StarKist on the Hook for $100M Fine for Tuna Price-Fixing
StarKist, the country’s largest producer of canned tuna, was hit with a $100 million fine for its participation in a conspiracy that inflated prices for canned tuna. The judge handed down the sentence for the maximum fine allowed under the law on September 11, 2019.
StarKist’s sentence brings to a close the prosecution of the nation’s three largest canned tuna producers for their participation in a wide-ranging conspiracy to fix the price of tuna sold in the United States. The collusive conduct was uncovered in the course of a failed merger between the other two major tuna producers—Bumble Bee Foods LLC and Thai Union Group P.C.L., the parent company of Chicken of the Sea. The government’s investigation stemmed from suspicious documents produced by the proposed merger participants in response to a second request issued by the U. S. Department of Justice (DOJ).
Chicken of the Sea took advantage of the DOJ Antitrust Division’s leniency policy, under which the first member of a price-fixing conspiracy to approach the DOJ and give a full accounting of its illegal conduct receives a full pass on criminal prosecution for the company and its executives. Bumble Bee was previously fined $25 million for its role in the conspiracy.
StarKist’s efforts to lower the $100 million fine requested by the government were largely unavailing. In August, its attorneys argued that the company would not be able to afford both a nine-figure fine and the civil liability of companion private antitrust suits brought by consumers. The court, however, did not buy the argument. More recently, StarKist argued that the fine could force it to lay off workers and move its American manufacturing facility. StarKist stated in court that it employs about 100 people at its corporate headquarters in Pittsburgh and about 2,100 others at its American Samoa manufacturing facility. Its general counsel told the judge, “we’ll probably have to make some sort of cuts . . . . Maybe we move the facility from American Samoa to Thailand.” The judge determined that the maximum possible penalty was appropriate, concluding that the company could borrow funds if necessary and ask the court for an extension of time to make required payments.

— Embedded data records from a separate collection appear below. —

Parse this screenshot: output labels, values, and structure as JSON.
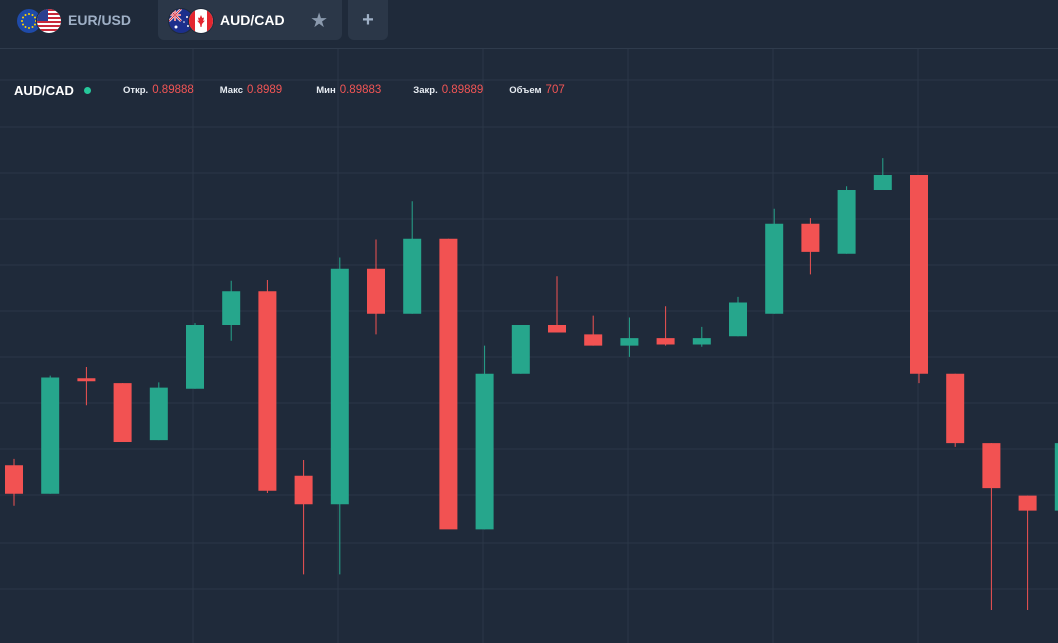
{
  "tabs": [
    {
      "label": "EUR/USD",
      "active": false,
      "flags": [
        "eu-flag-icon",
        "us-flag-icon"
      ]
    },
    {
      "label": "AUD/CAD",
      "active": true,
      "flags": [
        "au-flag-icon",
        "ca-flag-icon"
      ]
    }
  ],
  "add_tab_label": "+",
  "legend": {
    "symbol": "AUD/CAD",
    "open_label": "Откр.",
    "open": "0.89888",
    "high_label": "Макс",
    "high": "0.8989",
    "low_label": "Мин",
    "low": "0.89883",
    "close_label": "Закр.",
    "close": "0.89889",
    "volume_label": "Объем",
    "volume": "707"
  },
  "colors": {
    "background": "#1f2a3a",
    "grid": "#2b3748",
    "up": "#26a68c",
    "down": "#f25252",
    "status_dot": "#26c89b"
  },
  "chart_data": {
    "type": "candlestick",
    "up_color": "#26a68c",
    "down_color": "#f25252",
    "ohlc": [
      {
        "o": 50.6,
        "h": 52.3,
        "l": 39.8,
        "c": 43.0
      },
      {
        "o": 43.0,
        "h": 74.5,
        "l": 43.0,
        "c": 74.0
      },
      {
        "o": 73.8,
        "h": 76.8,
        "l": 66.6,
        "c": 73.0
      },
      {
        "o": 72.5,
        "h": 72.5,
        "l": 56.8,
        "c": 56.8
      },
      {
        "o": 57.3,
        "h": 72.7,
        "l": 57.3,
        "c": 71.3
      },
      {
        "o": 71.0,
        "h": 88.5,
        "l": 71.0,
        "c": 88.0
      },
      {
        "o": 88.0,
        "h": 99.8,
        "l": 83.8,
        "c": 97.0
      },
      {
        "o": 97.0,
        "h": 100.0,
        "l": 43.2,
        "c": 43.8
      },
      {
        "o": 47.8,
        "h": 52.0,
        "l": 21.5,
        "c": 40.2
      },
      {
        "o": 40.2,
        "h": 106.0,
        "l": 21.5,
        "c": 103.0
      },
      {
        "o": 103.0,
        "h": 110.8,
        "l": 85.5,
        "c": 91.0
      },
      {
        "o": 91.0,
        "h": 121.0,
        "l": 91.0,
        "c": 111.0
      },
      {
        "o": 111.0,
        "h": 111.0,
        "l": 34.0,
        "c": 33.5
      },
      {
        "o": 33.5,
        "h": 82.5,
        "l": 33.5,
        "c": 75.0
      },
      {
        "o": 75.0,
        "h": 88.0,
        "l": 75.0,
        "c": 88.0
      },
      {
        "o": 88.0,
        "h": 101.0,
        "l": 86.0,
        "c": 86.0
      },
      {
        "o": 85.5,
        "h": 90.5,
        "l": 82.5,
        "c": 82.5
      },
      {
        "o": 82.5,
        "h": 90.0,
        "l": 79.5,
        "c": 84.5
      },
      {
        "o": 84.5,
        "h": 93.0,
        "l": 82.5,
        "c": 82.8
      },
      {
        "o": 82.8,
        "h": 87.5,
        "l": 82.2,
        "c": 84.5
      },
      {
        "o": 85.0,
        "h": 95.5,
        "l": 85.0,
        "c": 94.0
      },
      {
        "o": 91.0,
        "h": 119.0,
        "l": 91.0,
        "c": 115.0
      },
      {
        "o": 115.0,
        "h": 116.5,
        "l": 101.5,
        "c": 107.5
      },
      {
        "o": 107.0,
        "h": 125.0,
        "l": 107.0,
        "c": 124.0
      },
      {
        "o": 124.0,
        "h": 132.5,
        "l": 124.0,
        "c": 128.0
      },
      {
        "o": 128.0,
        "h": 128.0,
        "l": 72.5,
        "c": 75.0
      },
      {
        "o": 75.0,
        "h": 75.0,
        "l": 55.5,
        "c": 56.5
      },
      {
        "o": 56.5,
        "h": 56.5,
        "l": 12.0,
        "c": 44.5
      },
      {
        "o": 42.5,
        "h": 42.5,
        "l": 12.0,
        "c": 38.5
      },
      {
        "o": 38.5,
        "h": 58.0,
        "l": 38.5,
        "c": 56.5
      }
    ]
  }
}
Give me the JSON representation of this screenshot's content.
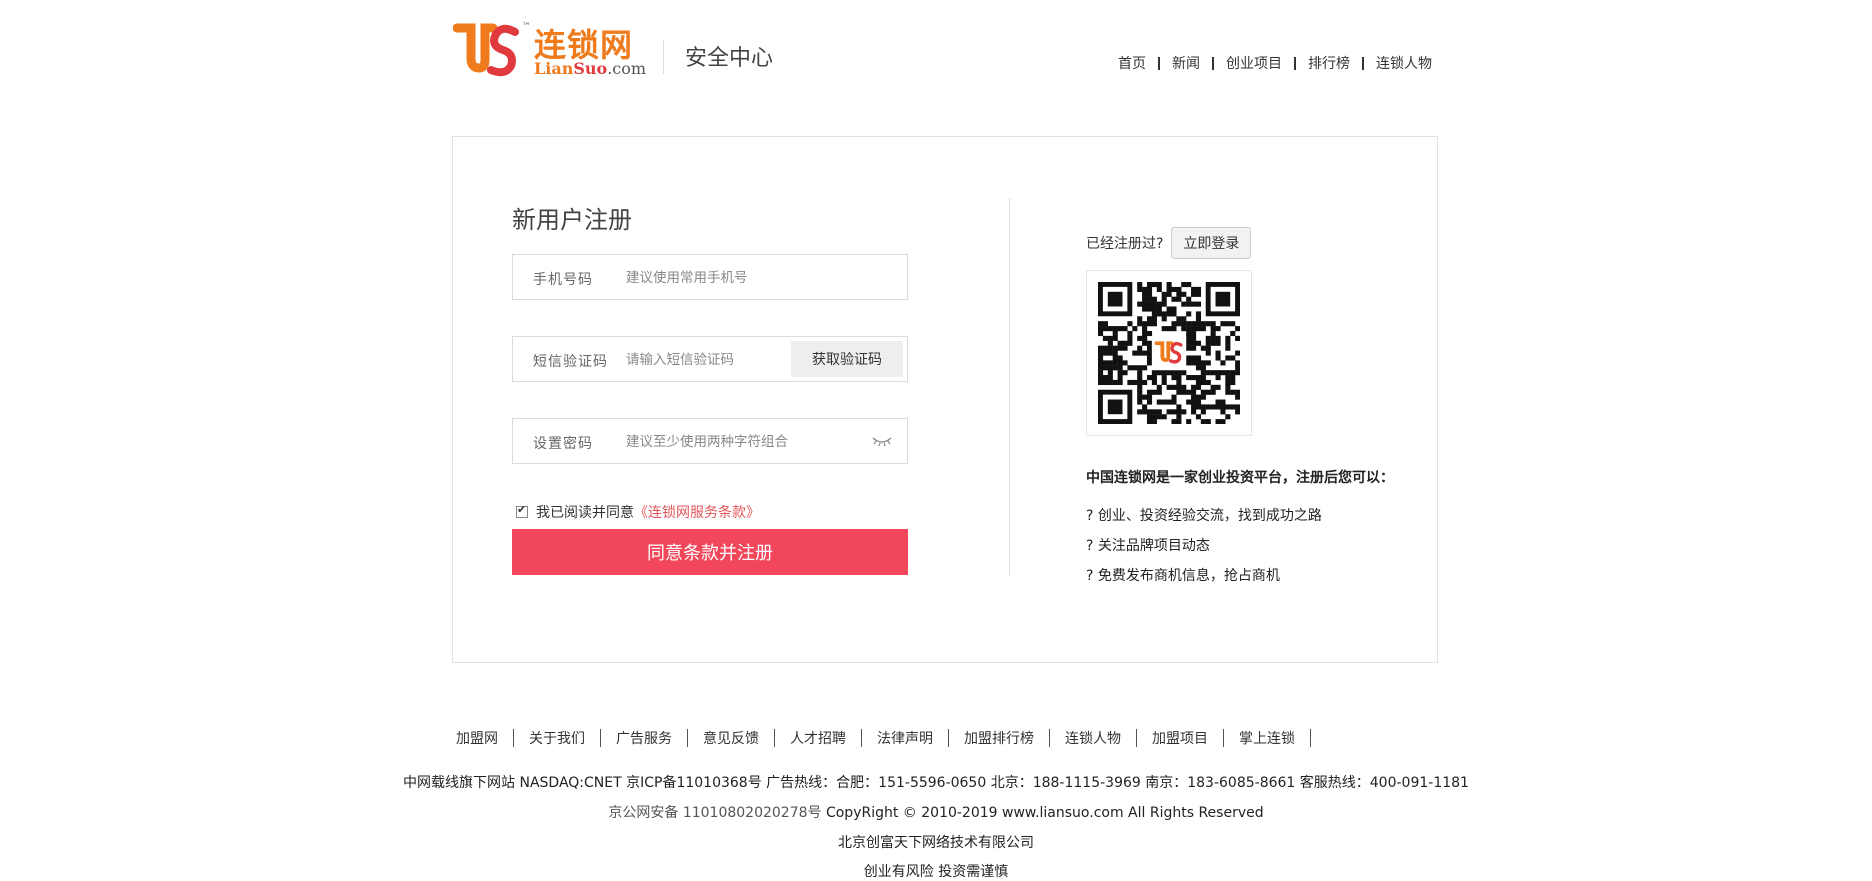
{
  "header": {
    "logo_cn": "连锁网",
    "logo_en_1": "Lian",
    "logo_en_2": "Suo",
    "logo_en_3": ".com",
    "logo_tm": "™",
    "subtitle": "安全中心",
    "nav": [
      "首页",
      "新闻",
      "创业项目",
      "排行榜",
      "连锁人物"
    ]
  },
  "register": {
    "title": "新用户注册",
    "phone_label": "手机号码",
    "phone_placeholder": "建议使用常用手机号",
    "sms_label": "短信验证码",
    "sms_placeholder": "请输入短信验证码",
    "sms_button": "获取验证码",
    "password_label": "设置密码",
    "password_placeholder": "建议至少使用两种字符组合",
    "agree_text": "我已阅读并同意",
    "agree_link": "《连锁网服务条款》",
    "agree_checked": true,
    "submit": "同意条款并注册"
  },
  "side": {
    "registered_text": "已经注册过?",
    "login_button": "立即登录",
    "intro_title": "中国连锁网是一家创业投资平台，注册后您可以：",
    "intro_items": [
      "? 创业、投资经验交流，找到成功之路",
      "? 关注品牌项目动态",
      "? 免费发布商机信息，抢占商机"
    ]
  },
  "footer": {
    "links": [
      "加盟网",
      "关于我们",
      "广告服务",
      "意见反馈",
      "人才招聘",
      "法律声明",
      "加盟排行榜",
      "连锁人物",
      "加盟项目",
      "掌上连锁"
    ],
    "line1": "中网载线旗下网站 NASDAQ:CNET 京ICP备11010368号 广告热线：合肥：151-5596-0650 北京：188-1115-3969 南京：183-6085-8661 客服热线：400-091-1181",
    "line2_prefix": "京公网安备",
    "line2_number": "11010802020278号",
    "line2_copyright": "CopyRight  © 2010-2019 www.liansuo.com All Rights Reserved",
    "line3": "北京创富天下网络技术有限公司",
    "line4": "创业有风险 投资需谨慎"
  },
  "colors": {
    "brand_orange": "#f07b1d",
    "brand_red": "#e03a3e",
    "submit_bg": "#f2475b",
    "link_red": "#e2575c"
  }
}
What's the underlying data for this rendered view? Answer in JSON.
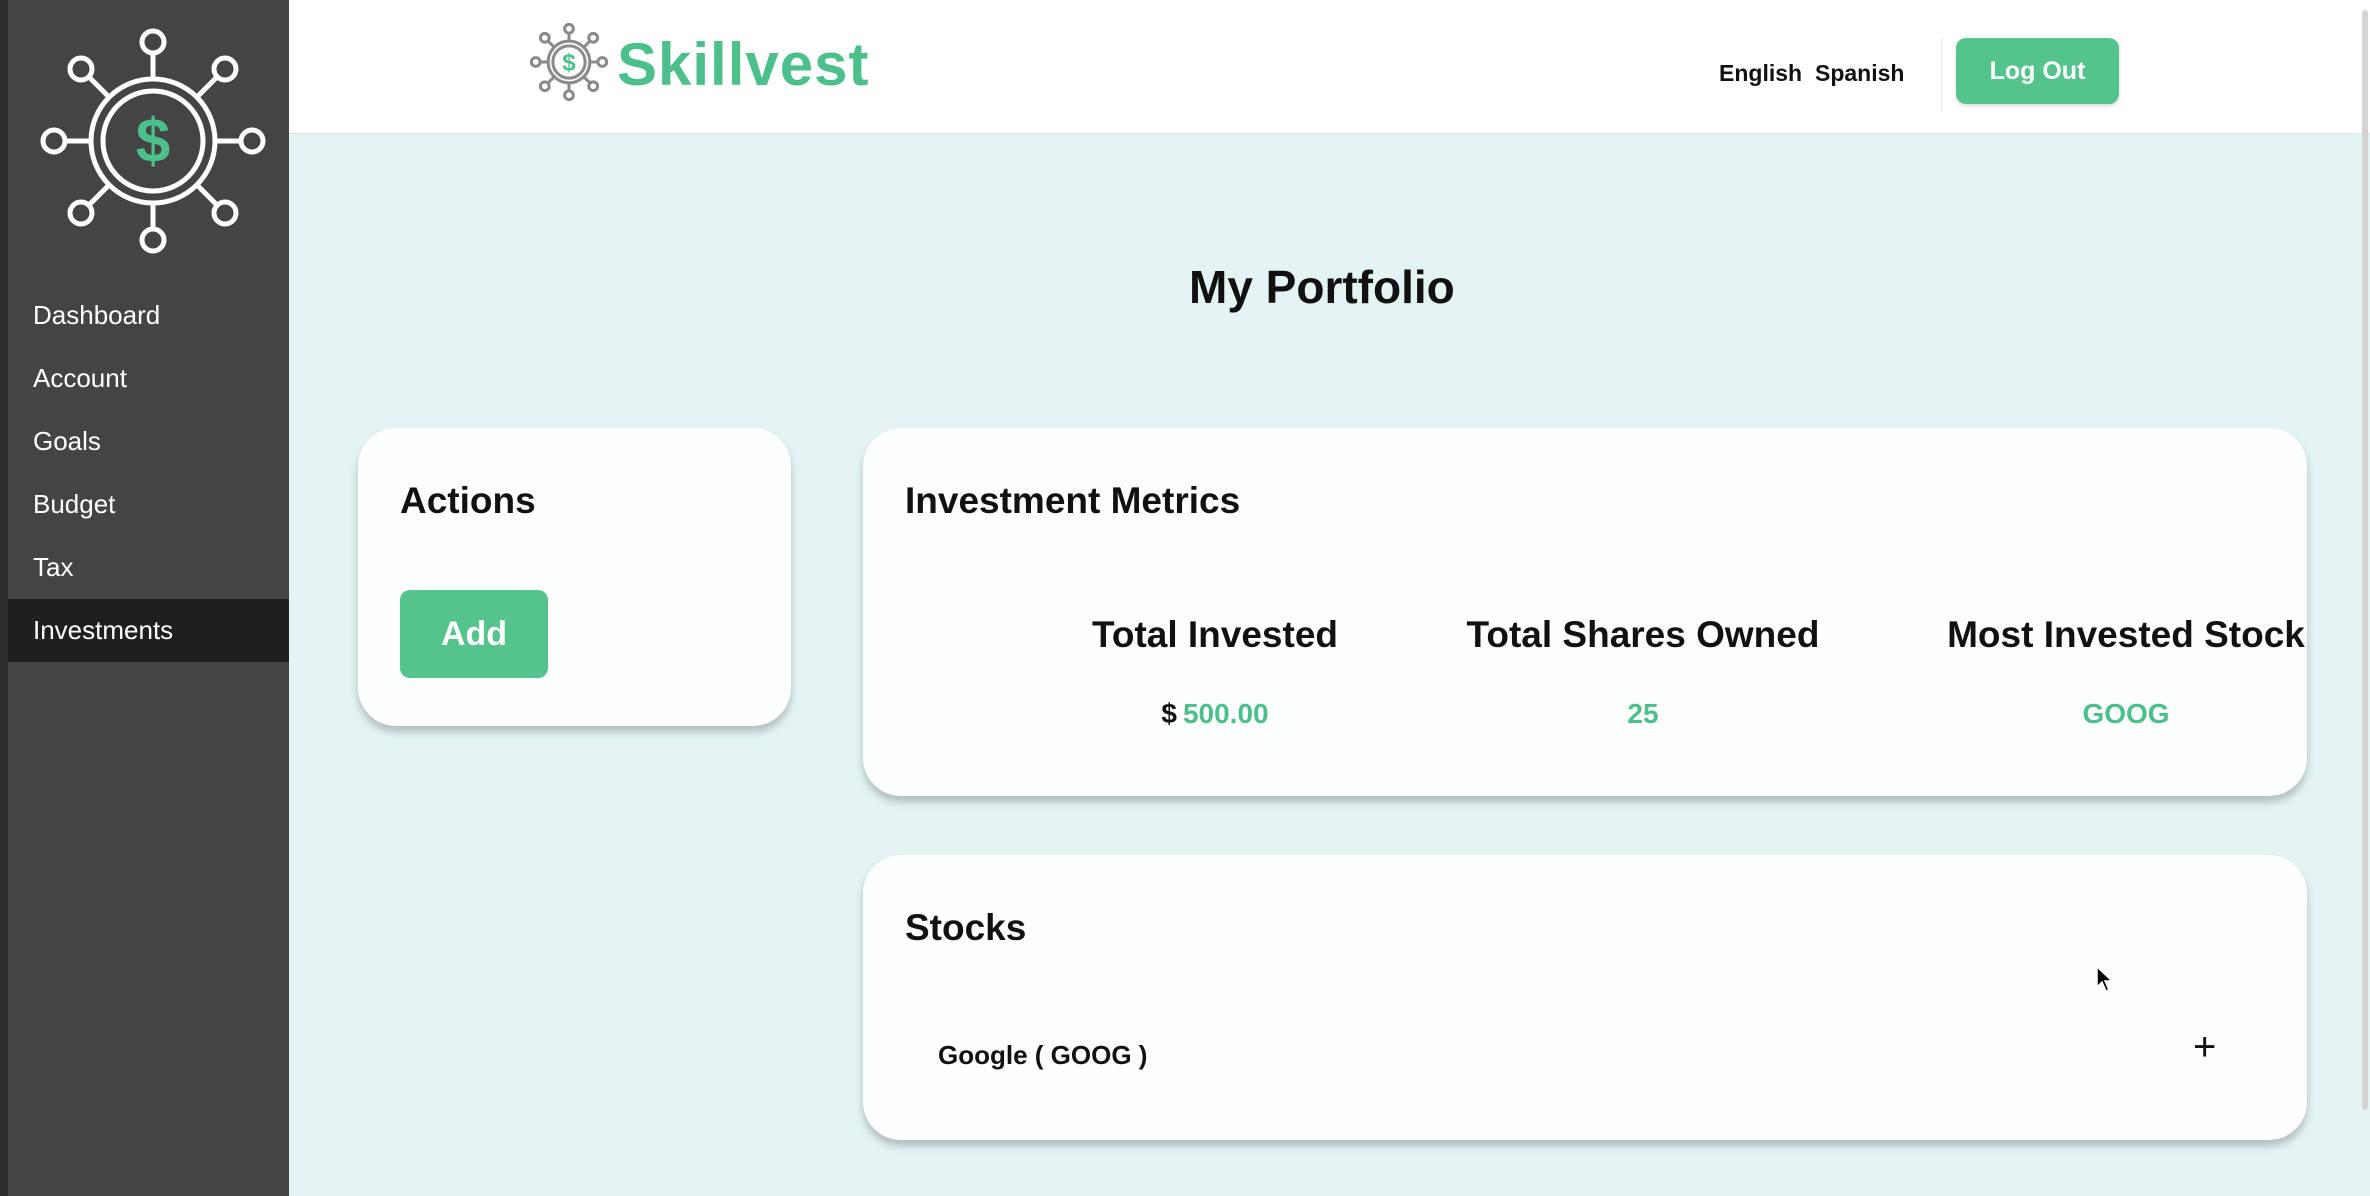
{
  "brand": {
    "name": "Skillvest",
    "accent": "#4dbf8a"
  },
  "sidebar": {
    "items": [
      {
        "label": "Dashboard"
      },
      {
        "label": "Account"
      },
      {
        "label": "Goals"
      },
      {
        "label": "Budget"
      },
      {
        "label": "Tax"
      },
      {
        "label": "Investments",
        "active": true
      }
    ]
  },
  "header": {
    "languages": [
      "English",
      "Spanish"
    ],
    "logout_label": "Log Out"
  },
  "page": {
    "title": "My Portfolio"
  },
  "actions": {
    "title": "Actions",
    "add_label": "Add"
  },
  "metrics": {
    "title": "Investment Metrics",
    "items": [
      {
        "label": "Total Invested",
        "currency": "$",
        "value": "500.00"
      },
      {
        "label": "Total Shares Owned",
        "value": "25"
      },
      {
        "label": "Most Invested Stock",
        "value": "GOOG"
      }
    ]
  },
  "stocks": {
    "title": "Stocks",
    "rows": [
      {
        "label": "Google ( GOOG )",
        "icon": "plus-icon"
      }
    ]
  }
}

The court was not entirely unmoved by StarKist’s efforts to limit the financial impact of its guilty plea. The judge did not order StarKist to pay restitution because StarKist is settling allegations of aggrieved purchasers through civil litigation. The court also acknowledged that it wanted to “safeguard people’s livelihoods” and allowed the fine to be paid over time: $5 million within 30 days of the court’s order, $11 million in 2020, and $21 million each of the following four years.
StarKist’s troubles are not yet over. Though many large purchasers of canned tuna have settled their cases against Starkist, other cases remain unresolved and could ultimately head for trial.